Republic in the Futures Game. The 18 year-old has an extremely live arm, with
an explosive 92-96mph fastball that can stand on its own. His 79mph curveball
and change-up are not polished pitches, but he’ll have time to work on them. He
missed a few starts due to elbow soreness, but has been effective, going 3-6
with a 3.49 ERA, a 2.7-1 strikeout-to-walk ratio, 9.6 K/9, and a .203 opponent
batting average. The Giants have had him on a pitch count to protect his arm
and will obviously need to fill-out his lanky frame.

Eric Threets, 20, throws harder than any left-hander in organized
baseball, reportedly reaching triple-digits with his fastball. The big-bodied
pitcher works more comfortably in the 92-97 MPH range and has a nasty 83 MPH
slider that needs better command. The Giants changed his delivery upon signing
from a sidearm motion to a high 3/4 delivery, resulting a smoother arm action and
improved overall command. He was cruising along at Single-A San Jose with a
1.86 ERA and 11.7 K/9 before an elbow injury caused him to take a couple of
beatings, lifting his ERA to 7.79. If he can straighten things out and stay
injury-free, Threets has an extremely high upside.

Ryan Hannaman is the third Giants’ pitcher with an electric fastball. He
features a 91-96 MPH fastball, an 82 MPH slider, and a change-up. More athletic
than Liriano and Threets, he was extremely raw when San Francisco got him, but
has done a better job at repeating his delivery and improving his command. At
Class-A Hagerstown, he is 6-6 with a 3.14 ERA, a 2.9-1 strikeout-to-walk ratio,
9.8 K/9, and a .257 opponent batting average. The 20 year-old will battle
hitters relentlessly, but has a tendency to try to overpower everyone, and ends
up leaving pitches in the middle of the zone. He needs to improve his secondary
pitches and set up hitters more effectively.

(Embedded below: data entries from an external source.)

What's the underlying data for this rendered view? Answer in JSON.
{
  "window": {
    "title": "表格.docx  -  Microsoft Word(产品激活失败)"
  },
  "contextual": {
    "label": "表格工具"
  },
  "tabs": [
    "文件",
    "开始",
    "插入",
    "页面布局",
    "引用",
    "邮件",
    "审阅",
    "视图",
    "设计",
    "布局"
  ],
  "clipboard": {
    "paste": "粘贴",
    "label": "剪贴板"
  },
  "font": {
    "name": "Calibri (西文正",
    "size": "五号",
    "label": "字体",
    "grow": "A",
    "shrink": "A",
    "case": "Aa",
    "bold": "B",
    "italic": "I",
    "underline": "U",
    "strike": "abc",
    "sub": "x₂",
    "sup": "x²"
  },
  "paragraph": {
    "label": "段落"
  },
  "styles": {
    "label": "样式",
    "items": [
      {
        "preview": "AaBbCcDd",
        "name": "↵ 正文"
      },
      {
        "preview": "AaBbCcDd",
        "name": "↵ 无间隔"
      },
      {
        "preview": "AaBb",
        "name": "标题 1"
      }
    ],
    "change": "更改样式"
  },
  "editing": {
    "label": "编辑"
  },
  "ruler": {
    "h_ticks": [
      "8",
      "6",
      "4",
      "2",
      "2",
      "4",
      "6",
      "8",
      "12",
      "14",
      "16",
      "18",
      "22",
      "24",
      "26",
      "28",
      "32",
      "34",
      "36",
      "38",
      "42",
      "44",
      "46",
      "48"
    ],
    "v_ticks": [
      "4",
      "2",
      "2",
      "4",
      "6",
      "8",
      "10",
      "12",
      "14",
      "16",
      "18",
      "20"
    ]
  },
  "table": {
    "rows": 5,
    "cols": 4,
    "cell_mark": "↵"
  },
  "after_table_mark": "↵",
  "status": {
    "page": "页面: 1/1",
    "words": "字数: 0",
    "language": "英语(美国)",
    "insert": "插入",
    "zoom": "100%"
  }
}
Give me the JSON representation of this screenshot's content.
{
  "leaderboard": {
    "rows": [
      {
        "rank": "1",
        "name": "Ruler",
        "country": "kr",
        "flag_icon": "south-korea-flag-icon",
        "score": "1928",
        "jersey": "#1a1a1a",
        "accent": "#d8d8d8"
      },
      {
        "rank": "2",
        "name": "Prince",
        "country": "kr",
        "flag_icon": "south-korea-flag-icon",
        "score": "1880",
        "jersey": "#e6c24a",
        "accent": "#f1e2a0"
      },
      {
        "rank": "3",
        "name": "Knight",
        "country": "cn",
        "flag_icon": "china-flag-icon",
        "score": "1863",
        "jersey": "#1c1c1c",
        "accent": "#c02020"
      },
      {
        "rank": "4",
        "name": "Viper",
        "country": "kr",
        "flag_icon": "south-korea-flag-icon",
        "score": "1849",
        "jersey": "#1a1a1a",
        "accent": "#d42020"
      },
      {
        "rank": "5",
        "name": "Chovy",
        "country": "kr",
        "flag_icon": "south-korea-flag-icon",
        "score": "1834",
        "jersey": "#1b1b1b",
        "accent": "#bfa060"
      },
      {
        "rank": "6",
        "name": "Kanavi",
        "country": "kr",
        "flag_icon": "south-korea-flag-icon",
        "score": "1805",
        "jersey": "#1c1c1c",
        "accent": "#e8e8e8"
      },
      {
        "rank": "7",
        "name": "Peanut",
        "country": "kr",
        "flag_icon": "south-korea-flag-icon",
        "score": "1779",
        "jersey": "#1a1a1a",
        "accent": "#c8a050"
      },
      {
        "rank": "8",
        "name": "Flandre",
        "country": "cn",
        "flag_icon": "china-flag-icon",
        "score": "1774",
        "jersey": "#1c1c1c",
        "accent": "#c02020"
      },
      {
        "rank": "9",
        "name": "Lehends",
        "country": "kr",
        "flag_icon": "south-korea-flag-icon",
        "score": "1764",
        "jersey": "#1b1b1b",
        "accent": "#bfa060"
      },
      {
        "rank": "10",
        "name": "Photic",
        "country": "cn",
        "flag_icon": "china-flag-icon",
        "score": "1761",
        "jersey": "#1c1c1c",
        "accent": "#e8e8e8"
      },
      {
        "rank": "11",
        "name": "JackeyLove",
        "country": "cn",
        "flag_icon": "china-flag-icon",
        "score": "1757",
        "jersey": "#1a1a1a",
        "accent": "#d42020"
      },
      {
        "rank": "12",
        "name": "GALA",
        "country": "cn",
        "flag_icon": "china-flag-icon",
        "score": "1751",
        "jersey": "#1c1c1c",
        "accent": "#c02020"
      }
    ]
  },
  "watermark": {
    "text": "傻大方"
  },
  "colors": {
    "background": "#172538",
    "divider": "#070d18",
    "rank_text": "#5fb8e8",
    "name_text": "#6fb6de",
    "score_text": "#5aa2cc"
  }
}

Noah Lowry is the perfect complement to the hard throwers, as the
Pepperdine product is extremely polished and possesses a repertoire more like
Jamie Moyer than Billy Wagner. The 21 year-old gets good movement from his
87-91 MPH fastball, but it is his 74 MPH curveball and his ability to change
speeds that keeps hitters off-balance. He has wrestled with shoulder problems
for the past two years, possibly stemming from being overworked as a collegian,
and he is on a pitch count as well. He is 3-5 with a 3.03 ERA, a 3.2-1
strikeout-to-walk ratio, 9.5 K/9, and a .200 opponent batting average at
Single-A San Jose. Stamina is an issue with him right now, but Lowry could
progress rapidly through the system if his shoulder is sound.

Deric McKamey is a minor league analyst for Baseball HQ and Street & Smith’s
publications. He can be reached at dmckamey@wcoil.com.